▶ Dataset records:
════════

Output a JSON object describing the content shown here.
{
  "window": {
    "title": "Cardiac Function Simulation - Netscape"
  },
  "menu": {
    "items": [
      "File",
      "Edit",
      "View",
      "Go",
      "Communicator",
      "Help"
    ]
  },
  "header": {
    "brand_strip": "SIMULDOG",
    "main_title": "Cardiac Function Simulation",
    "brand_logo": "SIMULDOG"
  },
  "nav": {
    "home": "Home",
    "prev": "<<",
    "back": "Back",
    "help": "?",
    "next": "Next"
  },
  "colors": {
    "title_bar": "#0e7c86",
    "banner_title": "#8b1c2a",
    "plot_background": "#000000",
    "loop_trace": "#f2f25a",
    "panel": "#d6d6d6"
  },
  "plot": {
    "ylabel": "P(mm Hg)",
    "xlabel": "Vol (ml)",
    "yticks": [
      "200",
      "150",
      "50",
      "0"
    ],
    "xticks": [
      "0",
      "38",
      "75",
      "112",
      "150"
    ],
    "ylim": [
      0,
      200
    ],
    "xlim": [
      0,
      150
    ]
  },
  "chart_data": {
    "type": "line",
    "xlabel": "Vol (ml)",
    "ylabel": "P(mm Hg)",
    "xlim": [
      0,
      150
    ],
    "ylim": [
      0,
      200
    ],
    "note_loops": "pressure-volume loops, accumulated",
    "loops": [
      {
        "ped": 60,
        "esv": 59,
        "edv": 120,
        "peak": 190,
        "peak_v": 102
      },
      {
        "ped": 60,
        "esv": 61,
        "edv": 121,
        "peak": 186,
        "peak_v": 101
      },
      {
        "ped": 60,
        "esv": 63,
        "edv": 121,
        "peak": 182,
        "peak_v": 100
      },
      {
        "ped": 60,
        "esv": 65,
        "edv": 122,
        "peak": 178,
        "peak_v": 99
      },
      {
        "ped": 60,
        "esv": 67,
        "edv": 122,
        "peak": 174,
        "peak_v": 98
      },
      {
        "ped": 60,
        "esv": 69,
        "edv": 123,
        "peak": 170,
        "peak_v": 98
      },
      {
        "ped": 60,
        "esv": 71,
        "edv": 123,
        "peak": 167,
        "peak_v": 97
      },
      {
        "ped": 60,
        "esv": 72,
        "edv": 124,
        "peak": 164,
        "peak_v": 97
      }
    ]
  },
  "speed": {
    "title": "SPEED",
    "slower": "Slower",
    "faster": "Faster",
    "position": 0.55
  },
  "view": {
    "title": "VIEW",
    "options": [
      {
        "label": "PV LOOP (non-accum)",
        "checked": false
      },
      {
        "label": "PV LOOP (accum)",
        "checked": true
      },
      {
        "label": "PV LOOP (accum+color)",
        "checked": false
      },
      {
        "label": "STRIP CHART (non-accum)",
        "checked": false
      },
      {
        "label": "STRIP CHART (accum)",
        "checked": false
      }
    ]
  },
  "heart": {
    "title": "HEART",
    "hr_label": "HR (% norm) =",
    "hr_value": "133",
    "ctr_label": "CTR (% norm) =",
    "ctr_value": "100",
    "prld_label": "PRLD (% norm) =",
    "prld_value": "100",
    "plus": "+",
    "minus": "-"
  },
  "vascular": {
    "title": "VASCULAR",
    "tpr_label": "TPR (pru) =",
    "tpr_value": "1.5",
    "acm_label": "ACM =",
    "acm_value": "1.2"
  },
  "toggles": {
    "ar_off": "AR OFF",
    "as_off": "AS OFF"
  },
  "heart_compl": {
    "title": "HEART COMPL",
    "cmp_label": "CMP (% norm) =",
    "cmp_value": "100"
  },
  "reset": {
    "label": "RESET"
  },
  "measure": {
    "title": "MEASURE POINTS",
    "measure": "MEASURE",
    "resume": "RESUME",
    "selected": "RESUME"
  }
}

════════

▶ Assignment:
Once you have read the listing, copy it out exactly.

▶ Answer section:
Output a JSON object describing the content shown here.
{
  "window": {
    "title": "Cardiac Function Simulation - Netscape"
  },
  "menu": {
    "items": [
      "File",
      "Edit",
      "View",
      "Go",
      "Communicator",
      "Help"
    ]
  },
  "header": {
    "brand_strip": "SIMULDOG",
    "main_title": "Cardiac Function Simulation",
    "brand_logo": "SIMULDOG"
  },
  "nav": {
    "home": "Home",
    "prev": "<<",
    "back": "Back",
    "help": "?",
    "next": "Next"
  },
  "colors": {
    "title_bar": "#0e7c86",
    "banner_title": "#8b1c2a",
    "plot_background": "#000000",
    "loop_trace": "#f2f25a",
    "panel": "#d6d6d6"
  },
  "plot": {
    "ylabel": "P(mm Hg)",
    "xlabel": "Vol (ml)",
    "yticks": [
      "200",
      "150",
      "50",
      "0"
    ],
    "xticks": [
      "0",
      "38",
      "75",
      "112",
      "150"
    ],
    "ylim": [
      0,
      200
    ],
    "xlim": [
      0,
      150
    ]
  },
  "chart_data": {
    "type": "line",
    "xlabel": "Vol (ml)",
    "ylabel": "P(mm Hg)",
    "xlim": [
      0,
      150
    ],
    "ylim": [
      0,
      200
    ],
    "note_loops": "pressure-volume loops, accumulated",
    "loops": [
      {
        "ped": 60,
        "esv": 59,
        "edv": 120,
        "peak": 190,
        "peak_v": 102
      },
      {
        "ped": 60,
        "esv": 61,
        "edv": 121,
        "peak": 186,
        "peak_v": 101
      },
      {
        "ped": 60,
        "esv": 63,
        "edv": 121,
        "peak": 182,
        "peak_v": 100
      },
      {
        "ped": 60,
        "esv": 65,
        "edv": 122,
        "peak": 178,
        "peak_v": 99
      },
      {
        "ped": 60,
        "esv": 67,
        "edv": 122,
        "peak": 174,
        "peak_v": 98
      },
      {
        "ped": 60,
        "esv": 69,
        "edv": 123,
        "peak": 170,
        "peak_v": 98
      },
      {
        "ped": 60,
        "esv": 71,
        "edv": 123,
        "peak": 167,
        "peak_v": 97
      },
      {
        "ped": 60,
        "esv": 72,
        "edv": 124,
        "peak": 164,
        "peak_v": 97
      }
    ]
  },
  "speed": {
    "title": "SPEED",
    "slower": "Slower",
    "faster": "Faster",
    "position": 0.55
  },
  "view": {
    "title": "VIEW",
    "options": [
      {
        "label": "PV LOOP (non-accum)",
        "checked": false
      },
      {
        "label": "PV LOOP (accum)",
        "checked": true
      },
      {
        "label": "PV LOOP (accum+color)",
        "checked": false
      },
      {
        "label": "STRIP CHART (non-accum)",
        "checked": false
      },
      {
        "label": "STRIP CHART (accum)",
        "checked": false
      }
    ]
  },
  "heart": {
    "title": "HEART",
    "hr_label": "HR (% norm) =",
    "hr_value": "133",
    "ctr_label": "CTR (% norm) =",
    "ctr_value": "100",
    "prld_label": "PRLD (% norm) =",
    "prld_value": "100",
    "plus": "+",
    "minus": "-"
  },
  "vascular": {
    "title": "VASCULAR",
    "tpr_label": "TPR (pru) =",
    "tpr_value": "1.5",
    "acm_label": "ACM =",
    "acm_value": "1.2"
  },
  "toggles": {
    "ar_off": "AR OFF",
    "as_off": "AS OFF"
  },
  "heart_compl": {
    "title": "HEART COMPL",
    "cmp_label": "CMP (% norm) =",
    "cmp_value": "100"
  },
  "reset": {
    "label": "RESET"
  },
  "measure": {
    "title": "MEASURE POINTS",
    "measure": "MEASURE",
    "resume": "RESUME",
    "selected": "RESUME"
  }
}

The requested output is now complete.